═══ Provided records ═══
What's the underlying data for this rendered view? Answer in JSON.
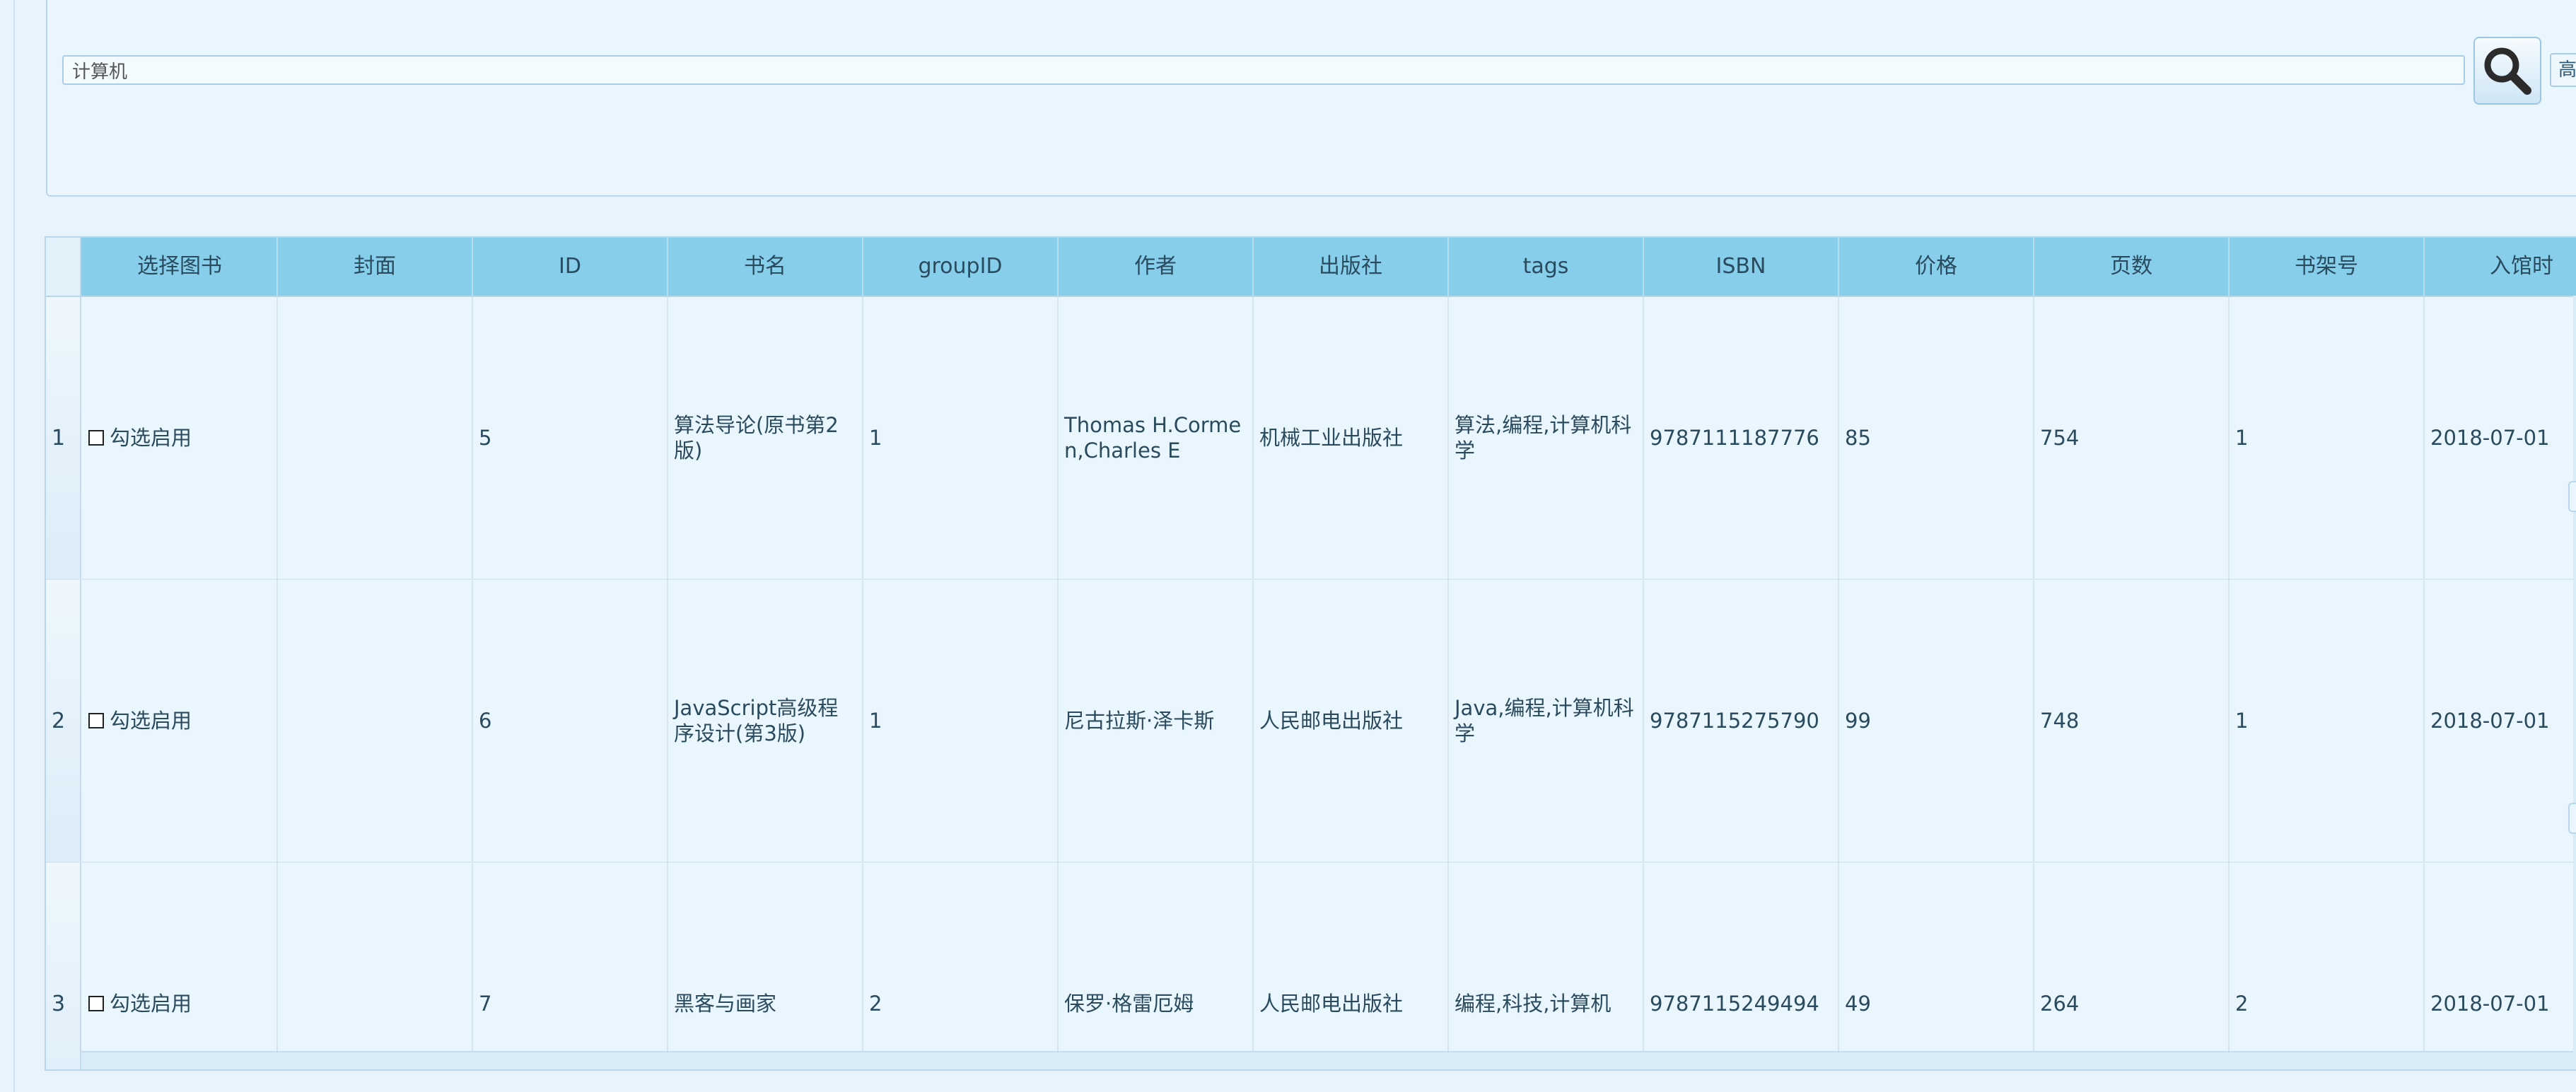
{
  "search": {
    "value": "计算机",
    "advanced_label": "高级"
  },
  "grid": {
    "columns": [
      "选择图书",
      "封面",
      "ID",
      "书名",
      "groupID",
      "作者",
      "出版社",
      "tags",
      "ISBN",
      "价格",
      "页数",
      "书架号",
      "入馆时"
    ],
    "checkbox_label": "勾选启用",
    "rows": [
      {
        "num": "1",
        "cover": "",
        "id": "5",
        "title": "算法导论(原书第2版)",
        "groupID": "1",
        "author": "Thomas H.Cormen,Charles E",
        "publisher": "机械工业出版社",
        "tags": "算法,编程,计算机科学",
        "isbn": "9787111187776",
        "price": "85",
        "pages": "754",
        "shelf": "1",
        "date": "2018-07-01"
      },
      {
        "num": "2",
        "cover": "",
        "id": "6",
        "title": "JavaScript高级程序设计(第3版)",
        "groupID": "1",
        "author": "尼古拉斯·泽卡斯",
        "publisher": "人民邮电出版社",
        "tags": "Java,编程,计算机科学",
        "isbn": "9787115275790",
        "price": "99",
        "pages": "748",
        "shelf": "1",
        "date": "2018-07-01"
      },
      {
        "num": "3",
        "cover": "",
        "id": "7",
        "title": "黑客与画家",
        "groupID": "2",
        "author": "保罗·格雷厄姆",
        "publisher": "人民邮电出版社",
        "tags": "编程,科技,计算机",
        "isbn": "9787115249494",
        "price": "49",
        "pages": "264",
        "shelf": "2",
        "date": "2018-07-01"
      }
    ]
  }
}
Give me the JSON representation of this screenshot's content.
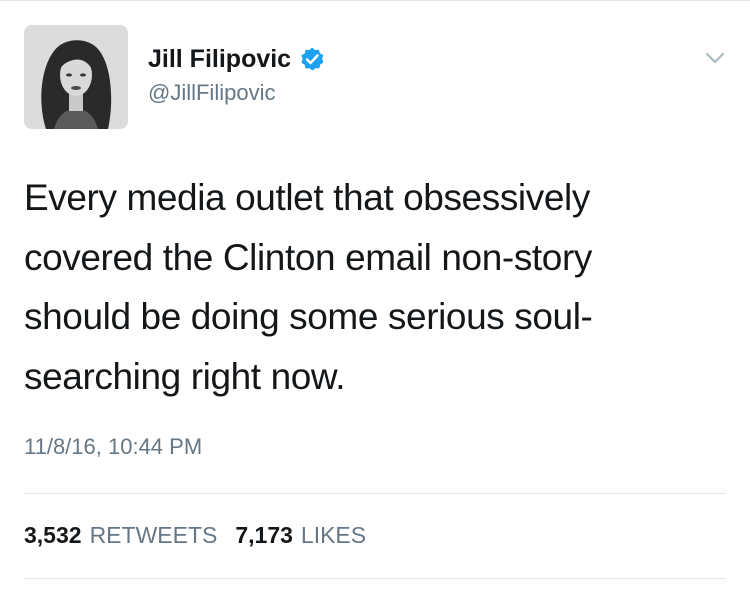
{
  "author": {
    "display_name": "Jill Filipovic",
    "handle": "@JillFilipovic",
    "verified": true,
    "avatar_icon": "profile-photo"
  },
  "tweet": {
    "text_lines": [
      "Every media outlet that obsessively",
      "covered the Clinton email non-story",
      "should be doing some serious soul-",
      "searching right now."
    ],
    "timestamp": "11/8/16, 10:44 PM"
  },
  "stats": {
    "retweets_count": "3,532",
    "retweets_label": "RETWEETS",
    "likes_count": "7,173",
    "likes_label": "LIKES"
  },
  "icons": {
    "verified": "verified-badge-icon",
    "menu": "chevron-down-icon"
  },
  "colors": {
    "text": "#14171a",
    "secondary": "#657786",
    "verified_blue": "#1da1f2",
    "divider": "#e1e8ed"
  }
}
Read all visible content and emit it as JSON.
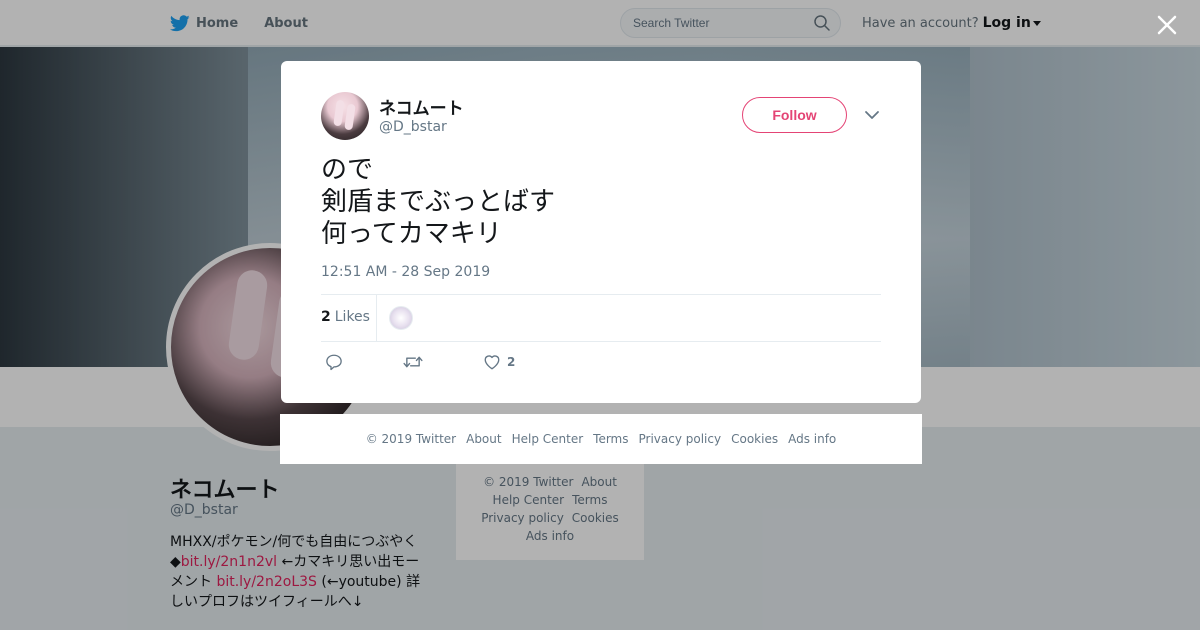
{
  "nav": {
    "home_label": "Home",
    "about_label": "About",
    "search_placeholder": "Search Twitter",
    "account_prompt": "Have an account?",
    "login_label": "Log in"
  },
  "profile": {
    "name": "ネコムート",
    "handle": "@D_bstar",
    "bio_text_1": "MHXX/ポケモン/何でも自由につぶやく◆",
    "bio_link_1": "bit.ly/2n1n2vl",
    "bio_text_2": " ←カマキリ思い出モーメント ",
    "bio_link_2": "bit.ly/2n2oL3S",
    "bio_text_3": " (←youtube) 詳しいプロフはツイフィールへ↓"
  },
  "side_footer": {
    "copyright": "© 2019 Twitter",
    "about": "About",
    "help": "Help Center",
    "terms": "Terms",
    "privacy": "Privacy policy",
    "cookies": "Cookies",
    "ads": "Ads info"
  },
  "tweet": {
    "name": "ネコムート",
    "handle": "@D_bstar",
    "follow_label": "Follow",
    "text": "ので\n剣盾までぶっとばす\n何ってカマキリ",
    "timestamp": "12:51 AM - 28 Sep 2019",
    "likes_count": "2",
    "likes_label": "Likes",
    "like_action_count": "2"
  },
  "modal_footer": {
    "copyright": "© 2019 Twitter",
    "about": "About",
    "help": "Help Center",
    "terms": "Terms",
    "privacy": "Privacy policy",
    "cookies": "Cookies",
    "ads": "Ads info"
  },
  "colors": {
    "accent": "#e0245e",
    "twitter_blue": "#1da1f2",
    "secondary_text": "#657786"
  },
  "icons": {
    "logo": "twitter-bird-icon",
    "search": "search-icon",
    "close": "close-icon",
    "chevron": "chevron-down-icon",
    "reply": "reply-icon",
    "retweet": "retweet-icon",
    "like": "heart-icon"
  }
}
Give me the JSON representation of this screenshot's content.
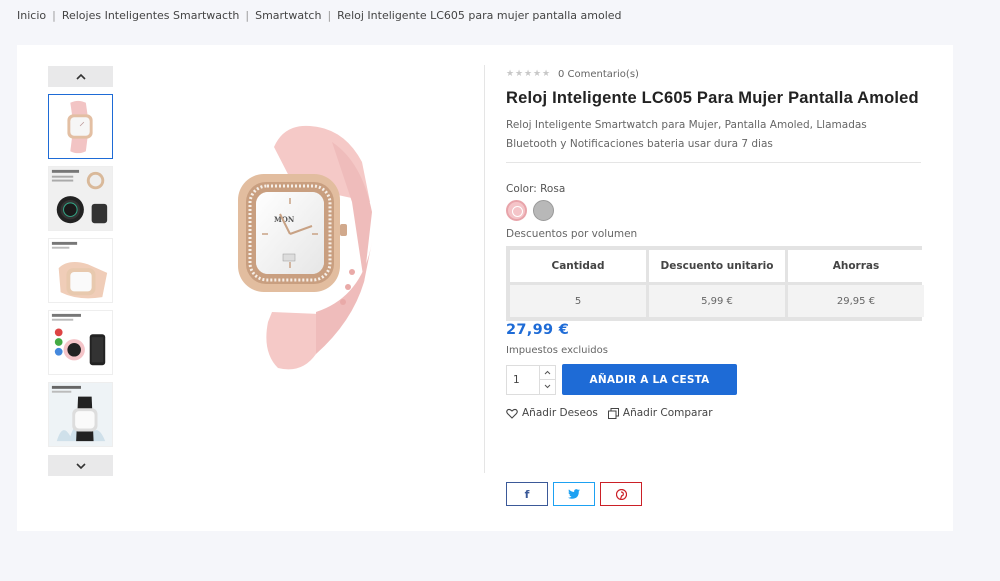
{
  "breadcrumb": {
    "items": [
      "Inicio",
      "Relojes Inteligentes Smartwacth",
      "Smartwatch",
      "Reloj Inteligente LC605 para mujer pantalla amoled"
    ],
    "separator": "|"
  },
  "gallery": {
    "up_icon": "chevron-up-icon",
    "down_icon": "chevron-down-icon",
    "thumbs": [
      {
        "label": "",
        "alt": "pink-watch"
      },
      {
        "label": "Smartwatch features",
        "alt": "black-watch-promo"
      },
      {
        "label": "1.4\" AMOLED screen",
        "alt": "pink-watch-closeup"
      },
      {
        "label": "Bluetooth calls",
        "alt": "watch-phone-promo"
      },
      {
        "label": "Waterproof",
        "alt": "black-watch-splash"
      }
    ],
    "active_index": 0
  },
  "product": {
    "rating_count_label": "0 Comentario(s)",
    "stars": 5,
    "rating": 0,
    "title": "Reloj Inteligente LC605 Para Mujer Pantalla Amoled",
    "description": "Reloj Inteligente Smartwatch para Mujer, Pantalla Amoled, Llamadas Bluetooth y Notificaciones bateria usar dura 7 dias",
    "color_label": "Color: Rosa",
    "colors": [
      {
        "name": "Rosa",
        "hex": "#f4c4c8",
        "selected": true
      },
      {
        "name": "Gris",
        "hex": "#b8b8b8",
        "selected": false
      }
    ],
    "volume_label": "Descuentos por volumen",
    "volume_table": {
      "headers": [
        "Cantidad",
        "Descuento unitario",
        "Ahorras"
      ],
      "rows": [
        [
          "5",
          "5,99 €",
          "29,95 €"
        ]
      ]
    },
    "price": "27,99 €",
    "tax_label": "Impuestos excluidos",
    "quantity": "1",
    "add_to_cart": "AÑADIR A LA CESTA",
    "wishlist": "Añadir Deseos",
    "compare": "Añadir Comparar"
  },
  "share": {
    "facebook": "f",
    "twitter": "t",
    "pinterest": "p"
  },
  "colors": {
    "accent": "#1e6bd6",
    "facebook": "#3b5998",
    "twitter": "#1da1f2",
    "pinterest": "#cb2027"
  }
}
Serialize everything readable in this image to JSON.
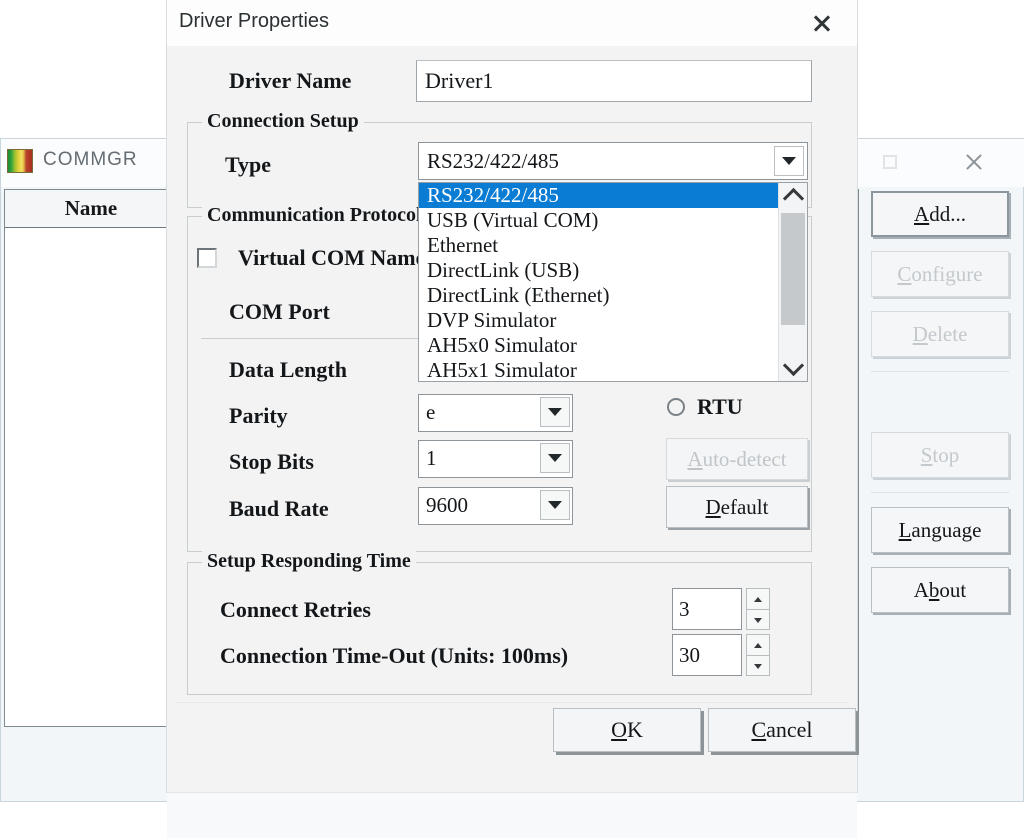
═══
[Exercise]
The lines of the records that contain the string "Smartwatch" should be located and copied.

[Result]
      "Smartwatch",
        "label": "Smartwatch features",
    "description": "Reloj Inteligente Smartwatch para Mujer, Pantalla Amoled, Llamadas Bluetooth y Notificaciones bateria usar dura 7 dias",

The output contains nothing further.